Huntsville claims the youngest Confederate veteran in the country. He was John W. Mayhall, who at the age of 14 years 4 months and 7 days enlisted in Company H. Captain Gales, Twelfth Alabama Infantry on March 18, 1861. On the same day he and the command two which he belonged left Decatur for Richmond,

Mayhall along with James Bradley White was at the first Battle of Manassas. Mayhall fought at the siege of Yorktown, Battle of Williamsburg, Seven Pines, Malvern Hill, the second battle of Manassas, South Mountain, and Sharpsburg. He was three times slightly wounded. Availing himself of all opportunity for a furlough. Mayhall got a leave of absence and after a few weeks re-enlisted in Wheeler's Twelfth Alabama Cavalry and followed Sherman in his march to the sea. After participating in several battles Mayhall surrendered with the Twelfth at Greensboro, April 1865.

James Bradley White and John W. Mayhall, both Huntsville boys, fought in many of the same battles together, and although we have no confirmation, we believe they must have known each other and buried their comrades together. We remember and honor James Bradley White and John W. Mayhall.

Related HHC Links:

Works Cited:

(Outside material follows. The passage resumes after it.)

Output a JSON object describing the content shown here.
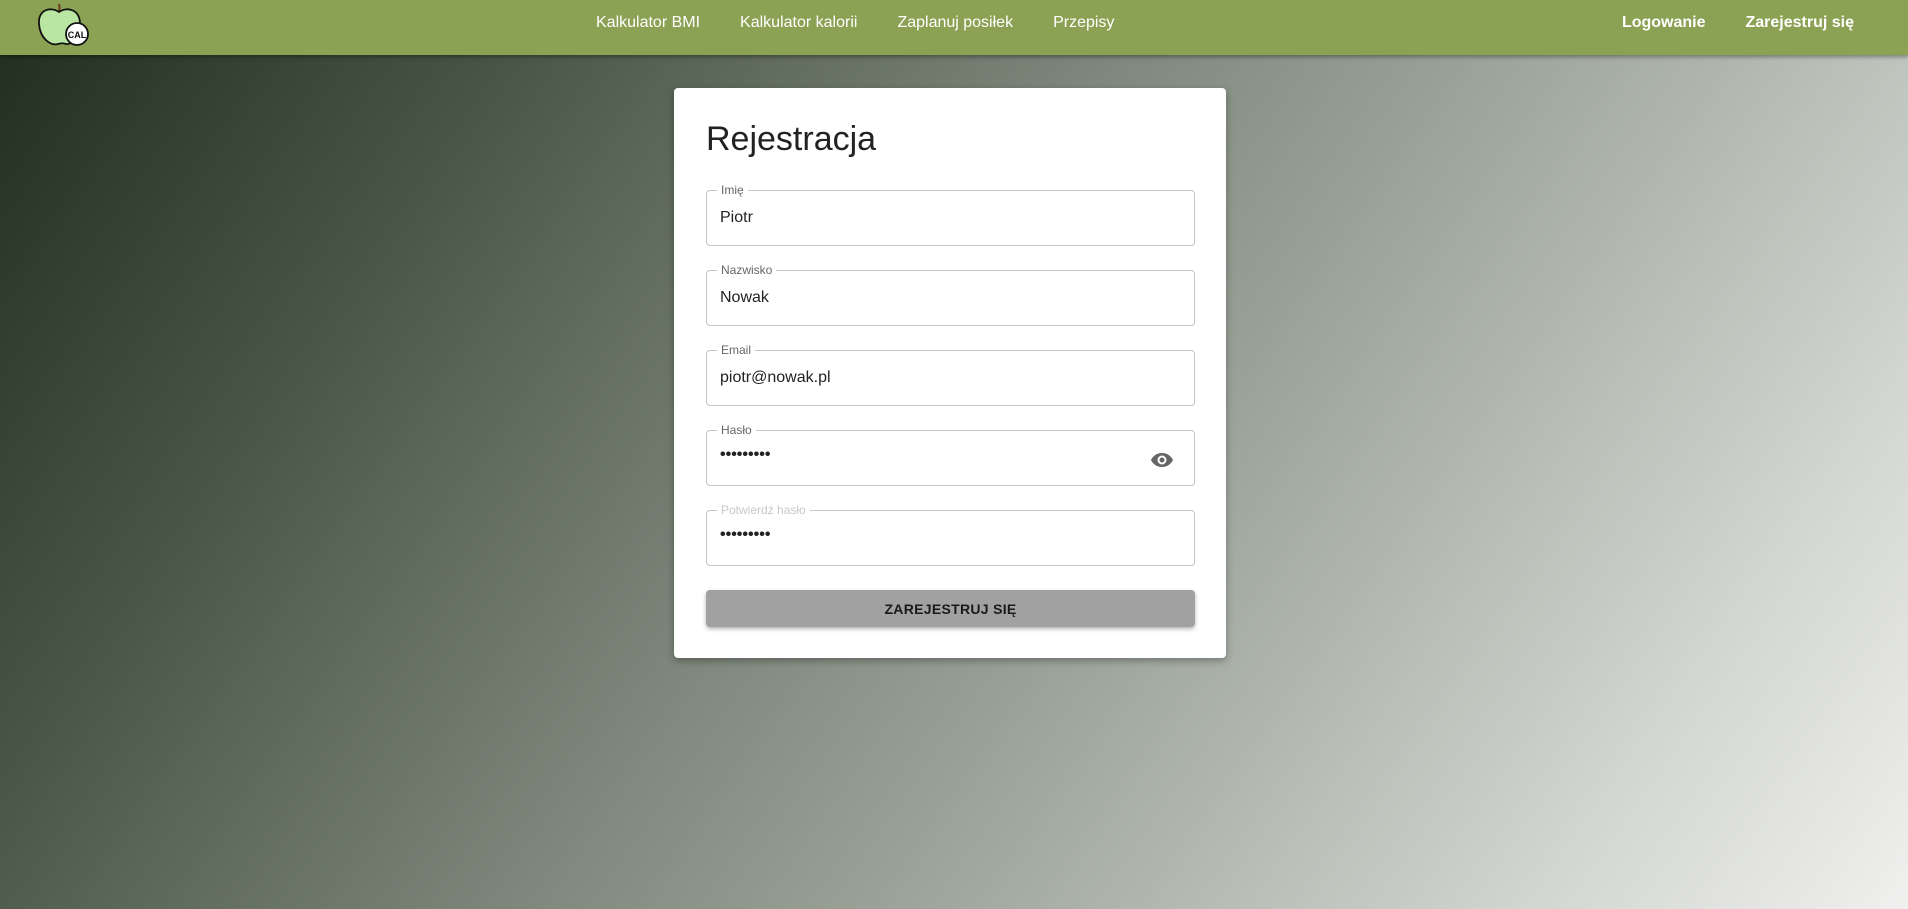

  1. Madison County Government: http://madisoncountyal.gov/government/about-your-county/history
  2. 1860, 1870, 1880 and 1900 Alabama census
  3. Margaret Cowart's "Old Land Records of Jackson County, AL"
  4. Maple Hill Cemetery, Huntsville, AL: http://gismaps.hsvcity.com/maplehill
  5. http://genealogytrails.com/ala/madison/news_mil